LISTED RECORDS |

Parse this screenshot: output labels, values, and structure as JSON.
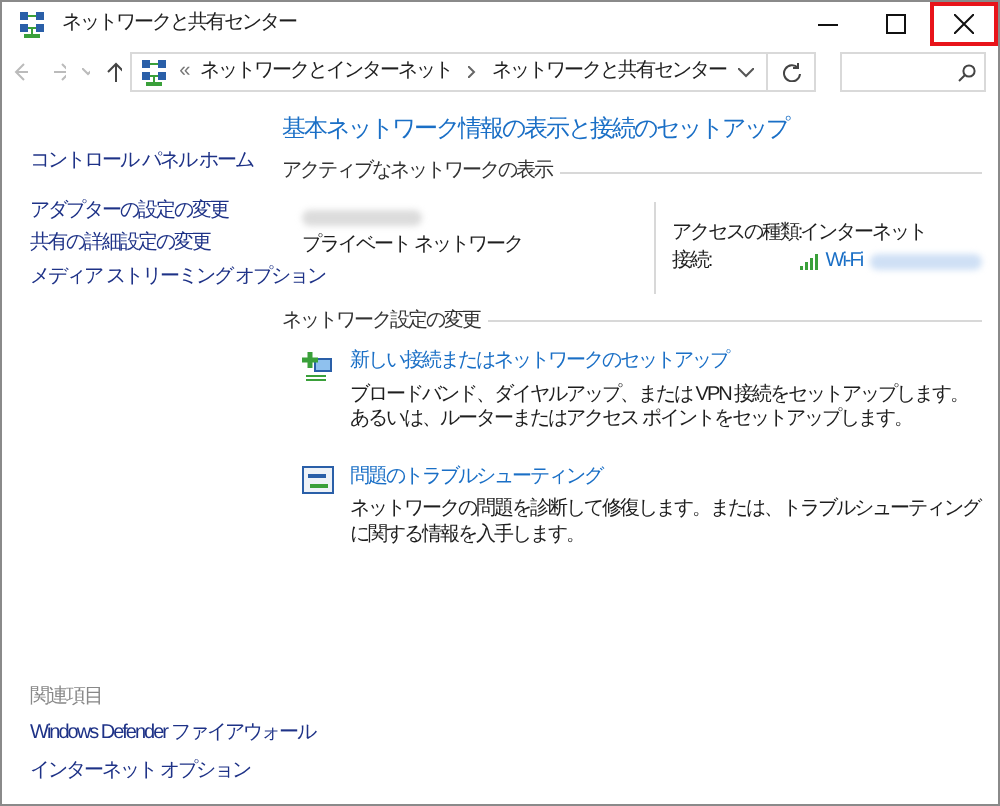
{
  "window": {
    "title": "ネットワークと共有センター",
    "close_highlighted": true
  },
  "address_bar": {
    "crumbs": [
      "ネットワークとインターネット",
      "ネットワークと共有センター"
    ],
    "overflow": "«"
  },
  "sidebar": {
    "items": [
      {
        "label": "コントロール パネル ホーム"
      },
      {
        "label": "アダプターの設定の変更"
      },
      {
        "label": "共有の詳細設定の変更"
      },
      {
        "label": "メディア ストリーミング オプション"
      }
    ],
    "related_heading": "関連項目",
    "related": [
      {
        "label": "Windows Defender ファイアウォール"
      },
      {
        "label": "インターネット オプション"
      }
    ]
  },
  "main": {
    "heading": "基本ネットワーク情報の表示と接続のセットアップ",
    "active_section": "アクティブなネットワークの表示",
    "network": {
      "type": "プライベート ネットワーク",
      "access_label": "アクセスの種類:",
      "access_value": "インターネット",
      "connection_label": "接続:",
      "connection_value": "Wi-Fi"
    },
    "settings_section": "ネットワーク設定の変更",
    "tasks": [
      {
        "kind": "setup",
        "title": "新しい接続またはネットワークのセットアップ",
        "description": "ブロードバンド、ダイヤルアップ、または VPN 接続をセットアップします。あるいは、ルーターまたはアクセス ポイントをセットアップします。"
      },
      {
        "kind": "troubleshoot",
        "title": "問題のトラブルシューティング",
        "description": "ネットワークの問題を診断して修復します。または、トラブルシューティングに関する情報を入手します。"
      }
    ]
  }
}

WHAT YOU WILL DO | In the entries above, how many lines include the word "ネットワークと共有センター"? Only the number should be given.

TASK RESULT | 2